The $1.042 billion reinsurance program of the National Flood Insurance Program (NFIP) looks increasingly likely to be a total loss, as estimates continue to suggest that the hurricane Harvey loss to the NFIP is likely to mean the reinsurance program at least triggers, but most likely pays in full.
The $1 billion flood reinsurance cover will pay 26% of NFIP losses between $4 billion and $8 billion and now catastrophe risk modelling specialists RMS have estimated that the NFIP’s loss will be a minimum of $7 billion and a maximum of $10 billion, suggesting the program is most likely exhausted.

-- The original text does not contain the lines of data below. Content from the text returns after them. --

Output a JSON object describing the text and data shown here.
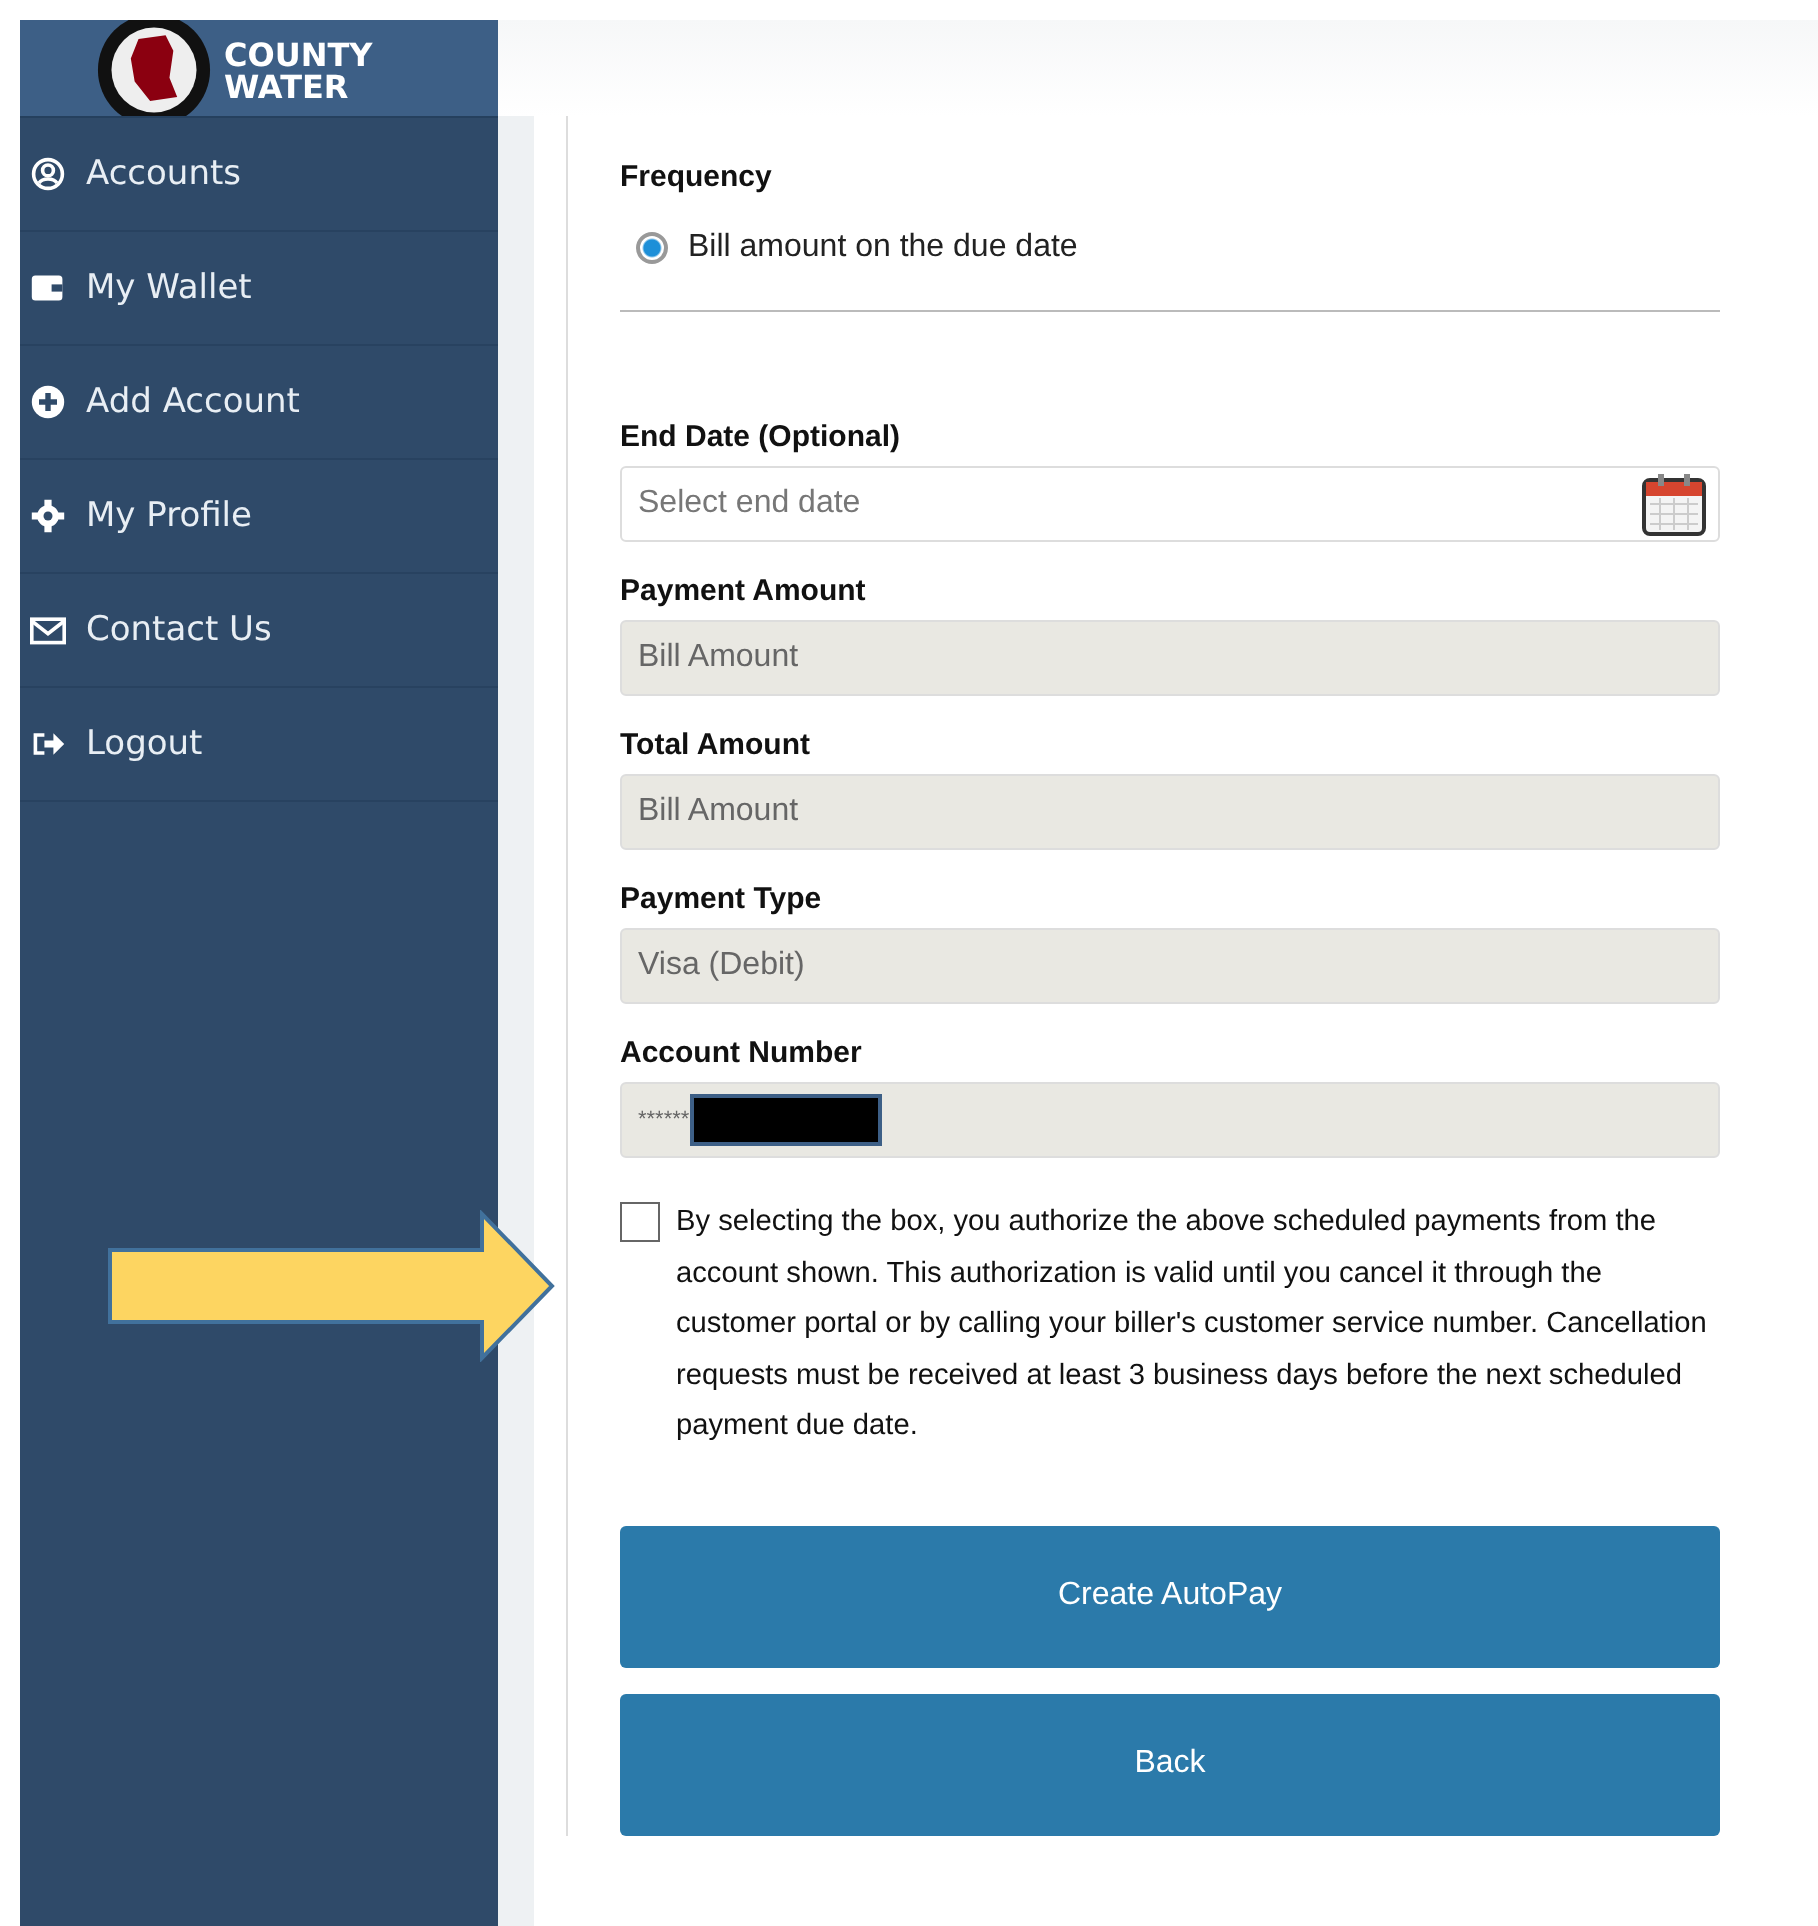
{
  "logo": {
    "lines": [
      "COUNTY",
      "WATER"
    ]
  },
  "sidebar": {
    "items": [
      {
        "label": "Accounts",
        "kind": "user"
      },
      {
        "label": "My Wallet",
        "kind": "wallet"
      },
      {
        "label": "Add Account",
        "kind": "plus"
      },
      {
        "label": "My Profile",
        "kind": "gear"
      },
      {
        "label": "Contact Us",
        "kind": "mail"
      },
      {
        "label": "Logout",
        "kind": "logout"
      }
    ]
  },
  "form": {
    "frequency": {
      "label": "Frequency",
      "options": [
        {
          "label": "Bill amount on the due date",
          "selected": true
        }
      ]
    },
    "end_date": {
      "label": "End Date (Optional)",
      "placeholder": "Select end date"
    },
    "fields": [
      {
        "label": "Payment Amount",
        "value": "Bill Amount"
      },
      {
        "label": "Total Amount",
        "value": "Bill Amount"
      },
      {
        "label": "Payment Type",
        "value": "Visa (Debit)"
      },
      {
        "label": "Account Number",
        "value": "******",
        "redacted": true
      }
    ],
    "consent": {
      "checked": false,
      "text": "By selecting the box, you authorize the above scheduled payments from the account shown. This authorization is valid until you cancel it through the customer portal or by calling your biller's customer service number. Cancellation requests must be received at least 3 business days before the next scheduled payment due date."
    },
    "buttons": [
      "Create AutoPay",
      "Back"
    ]
  }
}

A panel of 25 global reinsurers is set to pay the NFIP under its first ever reinsurance claim. The reinsurance program was purchased in January and was the first proper foray into the reinsurance market for the NFIP. The coverage will demonstrate its worth with hurricane Harvey, which it is to be hoped encourages FEMA to increase the size of it and transfer more risk to the private markets.

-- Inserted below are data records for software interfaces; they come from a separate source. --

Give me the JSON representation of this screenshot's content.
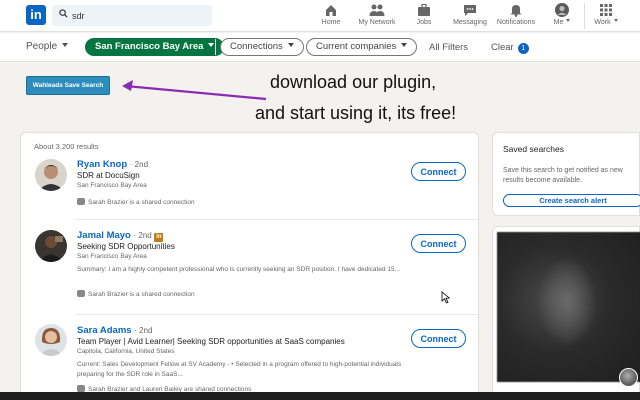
{
  "nav": {
    "logo": "in",
    "search_value": "sdr",
    "items": [
      {
        "label": "Home",
        "icon": "home-icon"
      },
      {
        "label": "My Network",
        "icon": "network-icon"
      },
      {
        "label": "Jobs",
        "icon": "briefcase-icon"
      },
      {
        "label": "Messaging",
        "icon": "message-icon"
      },
      {
        "label": "Notifications",
        "icon": "bell-icon"
      },
      {
        "label": "Me",
        "icon": "avatar"
      },
      {
        "label": "Work",
        "icon": "grid-icon"
      }
    ]
  },
  "filters": {
    "people": "People",
    "location": "San Francisco Bay Area",
    "connections": "Connections",
    "companies": "Current companies",
    "all_filters": "All Filters",
    "clear": "Clear",
    "clear_count": "1"
  },
  "promo": {
    "button": "Wahleads Save Search",
    "line1": "download our plugin,",
    "line2": "and start using it, its free!"
  },
  "results": {
    "count": "About 3,200 results",
    "connect_label": "Connect",
    "items": [
      {
        "name": "Ryan Knop",
        "degree": "· 2nd",
        "headline": "SDR at DocuSign",
        "location": "San Francisco Bay Area",
        "summary": "",
        "shared": "Sarah Brazier is a shared connection"
      },
      {
        "name": "Jamal Mayo",
        "degree": "· 2nd",
        "headline": "Seeking SDR Opportunities",
        "location": "San Francisco Bay Area",
        "summary": "Summary: I am a highly competent professional who is currently seeking an SDR position. I have dedicated 15...",
        "shared": "Sarah Brazier is a shared connection"
      },
      {
        "name": "Sara Adams",
        "degree": "· 2nd",
        "headline": "Team Player | Avid Learner| Seeking SDR opportunities at SaaS companies",
        "location": "Capitola, California, United States",
        "summary": "Current: Sales Development Fellow at SV Academy - • Selected in a program offered to high-potential individuals preparing for the SDR role in SaaS...",
        "shared": "Sarah Brazier and Lauren Bailey are shared connections"
      }
    ]
  },
  "saved_searches": {
    "title": "Saved searches",
    "description": "Save this search to get notified as new results become available.",
    "button": "Create search alert"
  },
  "colors": {
    "brand": "#0a66c2",
    "filter_green": "#057642",
    "plugin_button": "#2d8dbd",
    "arrow": "#8a2bb5"
  }
}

Having analysed NFIP portfolio data, RMS believes that the Program’s gross losses will be between $7 billion and $10 billion, with around 40% of those claims from Harris County alone.

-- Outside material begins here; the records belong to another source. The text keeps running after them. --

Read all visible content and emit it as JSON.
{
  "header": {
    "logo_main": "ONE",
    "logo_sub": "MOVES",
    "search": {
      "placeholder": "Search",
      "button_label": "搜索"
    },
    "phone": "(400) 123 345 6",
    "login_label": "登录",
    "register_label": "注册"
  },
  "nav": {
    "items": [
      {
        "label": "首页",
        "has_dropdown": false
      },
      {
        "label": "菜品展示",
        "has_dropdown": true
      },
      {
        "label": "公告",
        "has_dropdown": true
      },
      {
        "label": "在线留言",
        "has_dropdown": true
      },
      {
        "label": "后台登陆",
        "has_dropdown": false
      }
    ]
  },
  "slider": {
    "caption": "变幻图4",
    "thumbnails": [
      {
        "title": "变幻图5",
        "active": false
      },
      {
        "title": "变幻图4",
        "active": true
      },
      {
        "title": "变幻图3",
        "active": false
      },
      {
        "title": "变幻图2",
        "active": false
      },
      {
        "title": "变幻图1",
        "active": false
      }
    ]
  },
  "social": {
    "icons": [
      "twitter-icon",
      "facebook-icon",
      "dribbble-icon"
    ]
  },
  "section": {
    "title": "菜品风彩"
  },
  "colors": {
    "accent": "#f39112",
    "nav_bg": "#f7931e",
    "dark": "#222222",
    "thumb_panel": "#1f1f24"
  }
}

The NFIP told Artemis that they had received over 67,000 claims by September 2nd, a number that is likely to have risen considerably since then.
RMS believes that it is not unreasonable to assume an average claim cost of around $65,000, so based on the reported claims that is already over $4.35 billion, putting the reinsurance layer in play, and it is very early days for claims filing still.
RMS anticipates that the NFIP will receive approximately 100,000 to 150,000 claims from hurricane Harvey’s flooding, which will lift the loss well into the reinsurance layer.
Hurricane Harvey could be a top 3 flood loss for the NFIP, putting it up with Katrina and Sandy in terms of impacts.
The fact that reinsurance may help to pay some of the NFIP’s claims from Harvey will demonstrate the importance of de-risking the program and diversifying U.S. flood risk into private reinsurance markets. In future this could lead to an increasing amount of the program being transferred to reinsurers and perhaps the capital markets, which will help to make the NFIP more sustainable in the long-run, alongside a gradual privatisation of the primary flood policies.